pulsing

The Case for Pulsing

These micro-movements improve endurance, posture, and more.

You can't take a barre class without pulsing—pausing at one point of an exercise, such as the bottom of a plié squat, then slowly moving up and down through a small range of motion, often as little as an inch.

Anyone who has ever tried pulsing knows the resulting burn, but it’s important to understand the reasoning behind the exercise strategy.

Most often, it's used in barre and Pilates to help build endurance in a particular muscle. High-rep, low-weight exercises like this recruit type one (or slow-twitch) muscle fibers, which help you resist fatigue, stabilize your body, and move with proper posture.

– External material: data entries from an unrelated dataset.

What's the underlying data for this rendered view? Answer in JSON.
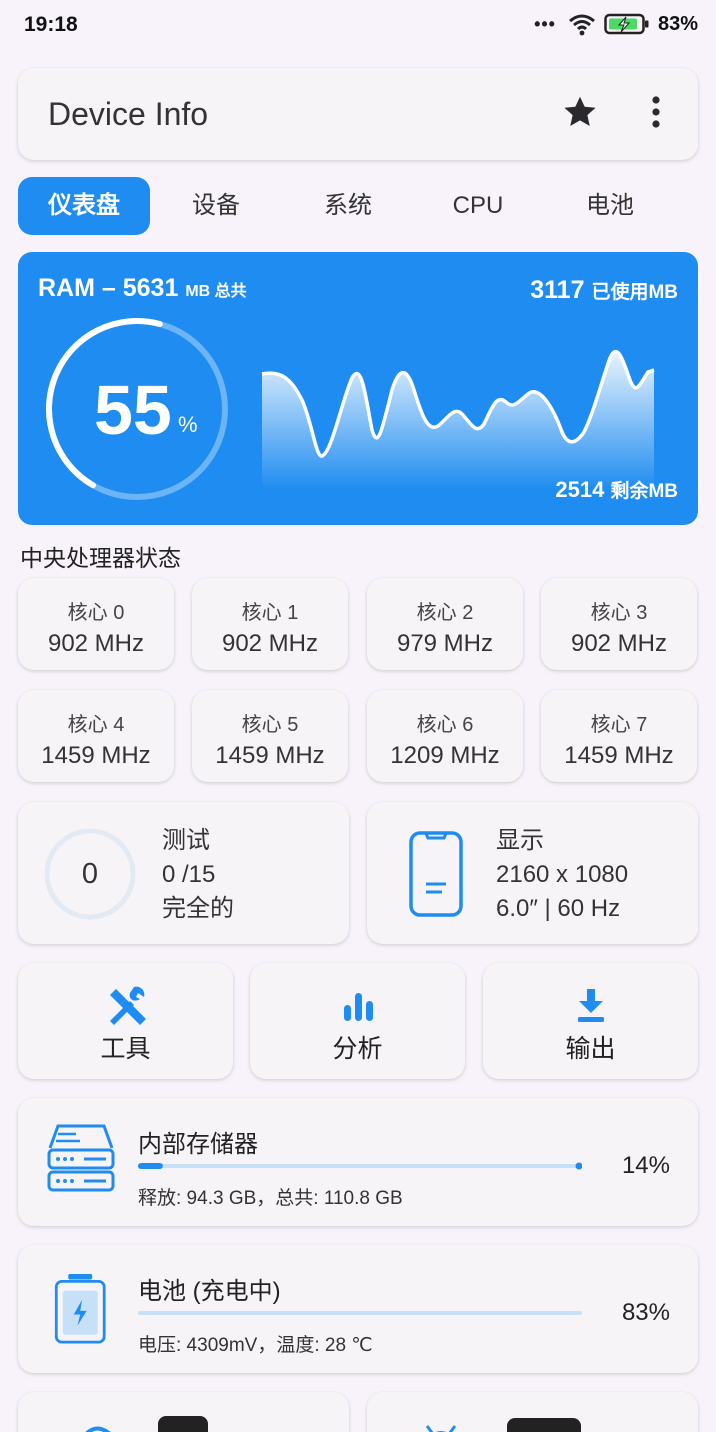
{
  "status_bar": {
    "time": "19:18",
    "dots": "•••",
    "battery_percent": "83%"
  },
  "app_bar": {
    "title": "Device Info",
    "star_icon": "star-icon",
    "more_icon": "more-vert-icon"
  },
  "tabs": [
    {
      "label": "仪表盘",
      "active": true
    },
    {
      "label": "设备",
      "active": false
    },
    {
      "label": "系统",
      "active": false
    },
    {
      "label": "CPU",
      "active": false
    },
    {
      "label": "电池",
      "active": false
    }
  ],
  "ram": {
    "title": "RAM – 5631",
    "title_suffix": "MB 总共",
    "used_value": "3117",
    "used_suffix": "已使用MB",
    "free_value": "2514",
    "free_suffix": "剩余MB",
    "percent": "55",
    "percent_sign": "%",
    "usage_fraction": 0.55
  },
  "cpu_section": {
    "title": "中央处理器状态",
    "cores": [
      {
        "label": "核心 0",
        "value": "902 MHz"
      },
      {
        "label": "核心 1",
        "value": "902 MHz"
      },
      {
        "label": "核心 2",
        "value": "979 MHz"
      },
      {
        "label": "核心 3",
        "value": "902 MHz"
      },
      {
        "label": "核心 4",
        "value": "1459 MHz"
      },
      {
        "label": "核心 5",
        "value": "1459 MHz"
      },
      {
        "label": "核心 6",
        "value": "1209 MHz"
      },
      {
        "label": "核心 7",
        "value": "1459 MHz"
      }
    ]
  },
  "tests": {
    "count": "0",
    "title": "测试",
    "progress": "0 /15",
    "status": "完全的"
  },
  "display": {
    "title": "显示",
    "resolution": "2160 x 1080",
    "details": "6.0″ | 60 Hz"
  },
  "actions": [
    {
      "label": "工具",
      "icon": "tools-icon"
    },
    {
      "label": "分析",
      "icon": "bar-chart-icon"
    },
    {
      "label": "输出",
      "icon": "download-icon"
    }
  ],
  "storage": {
    "title": "内部存储器",
    "details": "释放: 94.3 GB，总共: 110.8 GB",
    "percent": "14%",
    "fraction": 0.14
  },
  "battery": {
    "title": "电池 (充电中)",
    "details": "电压: 4309mV，温度: 28 ℃",
    "percent": "83%",
    "fraction": 0.83
  },
  "colors": {
    "accent": "#1e8cf0",
    "card": "#f7f4f8",
    "background": "#f8f3fa",
    "light_track": "#c6e0f8"
  }
}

What’s more, pulsing increases their endurance at a specific joint angle like in the top half of a squat, with knees slightly bent, where the body is naturally stronger and needs to undergo more stress to tire out or gain strength. You can also make these micro-movements in positions where the body tends to be weaker, like at the bottom of that same squat.

In short, you can improve your overall results by shoring up strength imbalances or movement patterns through pulses. To add them to your current exercise routine, try this 20-minute barre workout.